The Motley Fool has a pretty interesting article on IT analyst firms such as Gartner & Forrester.

I’ve worked with these firms for nearly a decade and do believe that they provide a valuable service to their customers and the IT market in general.

Some metrics for Gartner:

“Each year, Gartner’s 650 researchers attend 18,000 vendor briefings, along with answering 240,000 client inquiries.”

Obviously, not every client inquiry is of equal weight, but these numbers work out to 1.5 client inquiries per researcher per weekday.

Let’s set aside the client inquiry figure, which, even if each inquiry was from a different customer we’re only covering a very small subset of IT buyers. Even if a company is not a Gartner, Forrester, IDC, RedMonk, 451 Group or Entiva (etc.) customer, the company will be influenced by what these analysts say in the public media.

Analysts help customers make purchase decisions. Analysts also educate the market on new technologies. Even in open source land, the IT manager and CIO of a developer using your OSS product is much more likely to take something serious if they hear it from Gartner, Forrester or IDC first. Working with the large analysts will help your OSS business if you want *paying* customers in the enterprise. Boutique analysts like RedMonk, 451 Group or Entiva are going to be crucial in developing/refining your OSS business strategy. However, because of their size, these boutique analysts don’t have the reach of a Gartner or Forrester in terms of customer purchase decisions. You’ll need to work with both classes of analysts, because each bring a lot of (differentiated) value to the table.

BTW, the article also makes the case against using analysts:

“The current model of analyst-intermediated, opinion-based technology buying and selling produces poor financial returns. Across the world, corporate managers spend more than $1 trillion a year on technology. To help managers invest, and technology marketers persuade, $2 billion a year is spent on technology analysts. Yet 70% of projects fail to deliver a financial return, according to the Standish Group and other commentators.”

(Funny enough, Standish Group is also an analyst firm). Should analysts bear the weight of these 70% of projects that fail? Would fewer projects fail if analysts were not involved in the equation? What is the ratio of project failures for similar companies that use analysts vs. companies that don’t?

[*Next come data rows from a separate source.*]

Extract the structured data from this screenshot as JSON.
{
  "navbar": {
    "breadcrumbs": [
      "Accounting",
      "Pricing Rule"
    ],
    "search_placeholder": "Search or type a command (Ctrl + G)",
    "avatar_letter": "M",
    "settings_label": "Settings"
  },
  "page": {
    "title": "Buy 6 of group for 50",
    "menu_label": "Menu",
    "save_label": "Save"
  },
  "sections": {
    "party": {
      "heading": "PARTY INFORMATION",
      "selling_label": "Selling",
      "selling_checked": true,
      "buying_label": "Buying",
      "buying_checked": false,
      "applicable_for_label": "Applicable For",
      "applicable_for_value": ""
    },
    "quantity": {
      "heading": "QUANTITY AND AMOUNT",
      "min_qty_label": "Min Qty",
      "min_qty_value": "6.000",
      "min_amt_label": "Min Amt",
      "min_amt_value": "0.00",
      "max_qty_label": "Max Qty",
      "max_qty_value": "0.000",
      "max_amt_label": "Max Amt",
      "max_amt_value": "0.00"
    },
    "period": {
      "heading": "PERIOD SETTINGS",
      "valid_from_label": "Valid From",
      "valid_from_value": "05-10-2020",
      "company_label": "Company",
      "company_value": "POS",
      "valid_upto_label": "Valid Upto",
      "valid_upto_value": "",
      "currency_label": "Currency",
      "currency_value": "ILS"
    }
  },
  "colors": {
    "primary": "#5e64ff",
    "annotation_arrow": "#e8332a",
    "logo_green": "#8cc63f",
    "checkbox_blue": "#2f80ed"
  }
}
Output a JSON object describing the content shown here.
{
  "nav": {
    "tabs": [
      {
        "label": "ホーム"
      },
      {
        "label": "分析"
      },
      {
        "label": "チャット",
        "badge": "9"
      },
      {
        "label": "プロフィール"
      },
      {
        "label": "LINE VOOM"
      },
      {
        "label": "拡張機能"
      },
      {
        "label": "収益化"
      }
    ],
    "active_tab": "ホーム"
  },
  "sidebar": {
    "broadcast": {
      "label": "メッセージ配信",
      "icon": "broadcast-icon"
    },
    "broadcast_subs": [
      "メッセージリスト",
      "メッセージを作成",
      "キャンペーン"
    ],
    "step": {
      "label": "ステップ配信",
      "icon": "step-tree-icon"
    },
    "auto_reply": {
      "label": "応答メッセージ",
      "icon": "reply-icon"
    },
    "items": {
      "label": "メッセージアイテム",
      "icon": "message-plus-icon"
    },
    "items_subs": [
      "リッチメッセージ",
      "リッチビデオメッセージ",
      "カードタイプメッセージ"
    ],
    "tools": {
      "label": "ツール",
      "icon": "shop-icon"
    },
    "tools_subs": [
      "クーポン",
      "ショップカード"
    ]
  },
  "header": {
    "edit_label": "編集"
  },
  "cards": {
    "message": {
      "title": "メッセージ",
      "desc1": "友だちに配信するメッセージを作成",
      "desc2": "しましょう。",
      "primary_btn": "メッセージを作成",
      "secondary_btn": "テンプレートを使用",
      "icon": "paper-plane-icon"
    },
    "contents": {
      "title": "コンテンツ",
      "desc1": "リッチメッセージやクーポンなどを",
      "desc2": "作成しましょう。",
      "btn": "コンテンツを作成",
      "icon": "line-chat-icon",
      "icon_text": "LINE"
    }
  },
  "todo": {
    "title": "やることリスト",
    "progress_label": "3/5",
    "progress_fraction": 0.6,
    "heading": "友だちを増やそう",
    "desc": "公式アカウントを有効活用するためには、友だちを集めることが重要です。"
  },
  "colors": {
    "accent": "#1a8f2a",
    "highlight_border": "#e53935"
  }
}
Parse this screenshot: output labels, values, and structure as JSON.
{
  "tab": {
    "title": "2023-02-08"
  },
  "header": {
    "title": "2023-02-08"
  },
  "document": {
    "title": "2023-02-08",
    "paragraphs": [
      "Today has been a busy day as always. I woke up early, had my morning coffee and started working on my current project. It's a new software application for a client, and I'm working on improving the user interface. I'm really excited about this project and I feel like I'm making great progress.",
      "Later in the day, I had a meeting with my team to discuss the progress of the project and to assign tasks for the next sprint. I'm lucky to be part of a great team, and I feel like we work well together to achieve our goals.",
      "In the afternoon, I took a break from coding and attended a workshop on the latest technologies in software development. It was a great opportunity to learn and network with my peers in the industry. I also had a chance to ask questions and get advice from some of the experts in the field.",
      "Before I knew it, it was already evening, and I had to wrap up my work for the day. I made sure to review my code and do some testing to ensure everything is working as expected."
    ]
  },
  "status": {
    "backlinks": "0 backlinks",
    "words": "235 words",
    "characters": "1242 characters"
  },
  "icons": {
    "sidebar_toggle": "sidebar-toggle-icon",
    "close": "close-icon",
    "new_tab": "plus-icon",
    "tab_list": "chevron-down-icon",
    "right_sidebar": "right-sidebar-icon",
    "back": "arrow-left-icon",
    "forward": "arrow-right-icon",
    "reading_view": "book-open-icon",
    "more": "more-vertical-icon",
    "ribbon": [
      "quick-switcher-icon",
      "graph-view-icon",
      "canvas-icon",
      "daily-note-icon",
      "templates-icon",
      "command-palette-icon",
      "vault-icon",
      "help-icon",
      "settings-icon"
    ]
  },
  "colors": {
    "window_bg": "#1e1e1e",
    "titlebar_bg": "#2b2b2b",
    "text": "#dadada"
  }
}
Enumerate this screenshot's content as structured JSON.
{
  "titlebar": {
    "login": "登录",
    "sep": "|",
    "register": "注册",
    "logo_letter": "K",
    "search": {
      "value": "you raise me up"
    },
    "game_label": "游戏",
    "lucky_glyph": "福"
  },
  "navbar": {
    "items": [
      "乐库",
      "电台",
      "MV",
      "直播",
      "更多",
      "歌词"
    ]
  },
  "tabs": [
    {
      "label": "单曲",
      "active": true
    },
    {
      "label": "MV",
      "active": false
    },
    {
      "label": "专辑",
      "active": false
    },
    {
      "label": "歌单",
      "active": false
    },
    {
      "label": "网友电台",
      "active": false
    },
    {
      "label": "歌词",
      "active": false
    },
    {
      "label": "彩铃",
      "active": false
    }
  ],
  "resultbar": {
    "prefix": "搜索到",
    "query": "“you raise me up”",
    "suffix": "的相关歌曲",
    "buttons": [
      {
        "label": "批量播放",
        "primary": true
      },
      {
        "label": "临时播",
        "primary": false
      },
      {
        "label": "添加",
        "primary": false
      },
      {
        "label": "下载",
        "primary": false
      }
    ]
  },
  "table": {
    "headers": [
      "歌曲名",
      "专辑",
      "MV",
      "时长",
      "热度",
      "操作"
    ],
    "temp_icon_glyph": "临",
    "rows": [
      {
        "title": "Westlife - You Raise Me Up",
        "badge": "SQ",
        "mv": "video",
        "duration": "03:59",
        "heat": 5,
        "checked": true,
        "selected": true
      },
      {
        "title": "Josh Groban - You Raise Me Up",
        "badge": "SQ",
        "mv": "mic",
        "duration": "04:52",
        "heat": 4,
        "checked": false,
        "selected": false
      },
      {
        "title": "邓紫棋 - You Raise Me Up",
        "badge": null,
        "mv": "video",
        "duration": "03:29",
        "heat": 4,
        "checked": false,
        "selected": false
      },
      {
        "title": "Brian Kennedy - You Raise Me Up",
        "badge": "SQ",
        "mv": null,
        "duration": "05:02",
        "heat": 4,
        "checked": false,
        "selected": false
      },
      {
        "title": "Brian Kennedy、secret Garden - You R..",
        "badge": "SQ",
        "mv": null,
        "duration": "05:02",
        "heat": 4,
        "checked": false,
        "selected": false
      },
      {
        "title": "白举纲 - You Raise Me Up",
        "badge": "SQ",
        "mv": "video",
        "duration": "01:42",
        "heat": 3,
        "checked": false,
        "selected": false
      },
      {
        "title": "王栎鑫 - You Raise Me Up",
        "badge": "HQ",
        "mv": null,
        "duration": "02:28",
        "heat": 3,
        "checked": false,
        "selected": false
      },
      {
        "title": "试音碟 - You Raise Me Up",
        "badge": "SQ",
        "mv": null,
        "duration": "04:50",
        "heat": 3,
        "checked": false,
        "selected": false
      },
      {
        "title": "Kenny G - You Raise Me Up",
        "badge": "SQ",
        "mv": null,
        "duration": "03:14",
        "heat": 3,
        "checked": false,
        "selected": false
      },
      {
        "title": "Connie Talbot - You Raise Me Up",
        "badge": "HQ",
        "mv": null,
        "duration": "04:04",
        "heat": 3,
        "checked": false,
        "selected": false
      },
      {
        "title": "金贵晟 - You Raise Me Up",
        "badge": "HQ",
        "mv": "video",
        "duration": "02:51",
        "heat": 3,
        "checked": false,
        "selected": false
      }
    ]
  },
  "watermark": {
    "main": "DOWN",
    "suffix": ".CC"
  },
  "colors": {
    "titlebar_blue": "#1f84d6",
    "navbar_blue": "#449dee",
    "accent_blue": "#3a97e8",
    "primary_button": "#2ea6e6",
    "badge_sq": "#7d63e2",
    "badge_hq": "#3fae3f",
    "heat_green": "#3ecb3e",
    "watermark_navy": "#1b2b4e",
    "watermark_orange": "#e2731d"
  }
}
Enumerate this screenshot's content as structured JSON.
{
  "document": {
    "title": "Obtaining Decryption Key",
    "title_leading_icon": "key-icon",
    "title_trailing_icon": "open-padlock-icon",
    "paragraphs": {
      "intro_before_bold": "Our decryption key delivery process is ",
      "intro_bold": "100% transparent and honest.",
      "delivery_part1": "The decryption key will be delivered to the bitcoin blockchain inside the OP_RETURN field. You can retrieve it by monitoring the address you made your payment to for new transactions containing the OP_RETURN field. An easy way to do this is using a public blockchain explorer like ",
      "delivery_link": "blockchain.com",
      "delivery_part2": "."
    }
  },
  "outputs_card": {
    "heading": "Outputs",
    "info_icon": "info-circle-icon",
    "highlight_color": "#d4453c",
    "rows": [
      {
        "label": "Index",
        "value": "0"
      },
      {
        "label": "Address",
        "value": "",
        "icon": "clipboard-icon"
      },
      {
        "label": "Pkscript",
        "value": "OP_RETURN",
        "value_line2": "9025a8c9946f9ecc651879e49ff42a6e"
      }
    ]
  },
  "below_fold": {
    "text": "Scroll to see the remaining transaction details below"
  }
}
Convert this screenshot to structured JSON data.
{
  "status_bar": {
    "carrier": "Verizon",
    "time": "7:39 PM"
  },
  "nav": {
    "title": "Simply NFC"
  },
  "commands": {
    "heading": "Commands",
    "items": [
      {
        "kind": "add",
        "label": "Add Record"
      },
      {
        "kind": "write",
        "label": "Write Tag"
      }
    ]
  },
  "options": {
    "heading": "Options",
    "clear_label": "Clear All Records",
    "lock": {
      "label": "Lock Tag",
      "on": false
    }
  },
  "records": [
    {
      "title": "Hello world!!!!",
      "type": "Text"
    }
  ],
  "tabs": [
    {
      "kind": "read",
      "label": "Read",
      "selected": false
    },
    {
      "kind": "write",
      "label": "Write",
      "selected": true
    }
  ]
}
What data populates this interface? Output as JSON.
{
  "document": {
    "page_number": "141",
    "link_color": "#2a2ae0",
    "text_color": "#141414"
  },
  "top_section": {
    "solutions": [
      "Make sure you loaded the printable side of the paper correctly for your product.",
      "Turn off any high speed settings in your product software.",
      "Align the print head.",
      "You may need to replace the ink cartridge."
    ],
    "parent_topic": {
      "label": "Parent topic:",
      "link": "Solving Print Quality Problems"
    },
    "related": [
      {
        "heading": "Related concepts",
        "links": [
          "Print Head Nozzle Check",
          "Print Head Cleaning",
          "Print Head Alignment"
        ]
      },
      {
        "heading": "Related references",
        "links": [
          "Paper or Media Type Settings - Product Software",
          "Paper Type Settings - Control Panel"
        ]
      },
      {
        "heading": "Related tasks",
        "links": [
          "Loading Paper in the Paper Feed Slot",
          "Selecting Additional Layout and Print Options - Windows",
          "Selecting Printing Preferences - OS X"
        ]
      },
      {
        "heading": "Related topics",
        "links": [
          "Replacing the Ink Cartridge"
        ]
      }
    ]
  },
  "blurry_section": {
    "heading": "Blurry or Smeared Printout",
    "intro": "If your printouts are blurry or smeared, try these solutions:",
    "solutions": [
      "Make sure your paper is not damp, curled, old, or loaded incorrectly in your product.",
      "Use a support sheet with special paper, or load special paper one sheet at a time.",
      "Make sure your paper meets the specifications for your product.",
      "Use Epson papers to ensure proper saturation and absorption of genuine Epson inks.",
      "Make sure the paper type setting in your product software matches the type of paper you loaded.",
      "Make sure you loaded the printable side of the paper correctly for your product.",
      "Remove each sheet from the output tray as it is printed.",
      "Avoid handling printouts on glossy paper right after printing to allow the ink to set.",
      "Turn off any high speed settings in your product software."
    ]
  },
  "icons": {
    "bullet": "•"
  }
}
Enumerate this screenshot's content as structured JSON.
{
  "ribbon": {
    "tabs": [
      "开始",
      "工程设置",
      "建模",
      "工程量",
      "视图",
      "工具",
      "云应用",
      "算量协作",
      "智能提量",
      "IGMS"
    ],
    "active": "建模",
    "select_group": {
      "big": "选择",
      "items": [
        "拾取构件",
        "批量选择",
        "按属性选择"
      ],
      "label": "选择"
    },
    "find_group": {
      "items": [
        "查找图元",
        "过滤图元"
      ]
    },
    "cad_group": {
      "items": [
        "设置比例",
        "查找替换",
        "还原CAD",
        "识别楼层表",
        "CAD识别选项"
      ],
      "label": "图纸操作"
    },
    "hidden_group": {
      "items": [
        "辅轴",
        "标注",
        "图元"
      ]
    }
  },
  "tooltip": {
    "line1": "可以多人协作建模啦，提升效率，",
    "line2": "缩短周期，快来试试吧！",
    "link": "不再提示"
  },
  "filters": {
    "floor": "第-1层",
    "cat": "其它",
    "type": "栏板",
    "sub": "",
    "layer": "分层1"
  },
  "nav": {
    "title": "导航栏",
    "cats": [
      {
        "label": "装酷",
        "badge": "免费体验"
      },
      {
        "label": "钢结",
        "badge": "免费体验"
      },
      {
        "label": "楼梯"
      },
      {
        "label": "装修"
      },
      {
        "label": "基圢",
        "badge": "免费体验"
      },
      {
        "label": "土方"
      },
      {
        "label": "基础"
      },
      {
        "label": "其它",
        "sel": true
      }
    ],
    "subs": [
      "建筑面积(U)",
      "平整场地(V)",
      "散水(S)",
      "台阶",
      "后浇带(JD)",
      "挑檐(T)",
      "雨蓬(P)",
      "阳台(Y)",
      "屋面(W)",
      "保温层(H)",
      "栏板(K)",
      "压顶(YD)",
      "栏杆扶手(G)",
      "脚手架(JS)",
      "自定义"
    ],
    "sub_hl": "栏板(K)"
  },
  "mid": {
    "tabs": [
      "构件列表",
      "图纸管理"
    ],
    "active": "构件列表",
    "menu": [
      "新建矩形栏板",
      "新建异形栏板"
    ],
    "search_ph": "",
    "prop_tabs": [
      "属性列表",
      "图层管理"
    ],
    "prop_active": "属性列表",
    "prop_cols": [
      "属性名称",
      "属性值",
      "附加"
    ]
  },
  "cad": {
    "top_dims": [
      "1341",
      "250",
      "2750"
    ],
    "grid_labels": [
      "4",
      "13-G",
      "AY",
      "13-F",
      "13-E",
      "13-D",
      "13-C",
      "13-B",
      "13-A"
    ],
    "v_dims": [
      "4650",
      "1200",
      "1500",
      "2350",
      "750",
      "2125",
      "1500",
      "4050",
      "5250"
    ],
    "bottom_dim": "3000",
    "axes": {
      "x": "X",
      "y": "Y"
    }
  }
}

Questions, questions, question…I better call an analyst ;-)

PS: I should state: “The postings on this site are my own and don’t necessarily represent IBM’s positions, strategies or opinions.”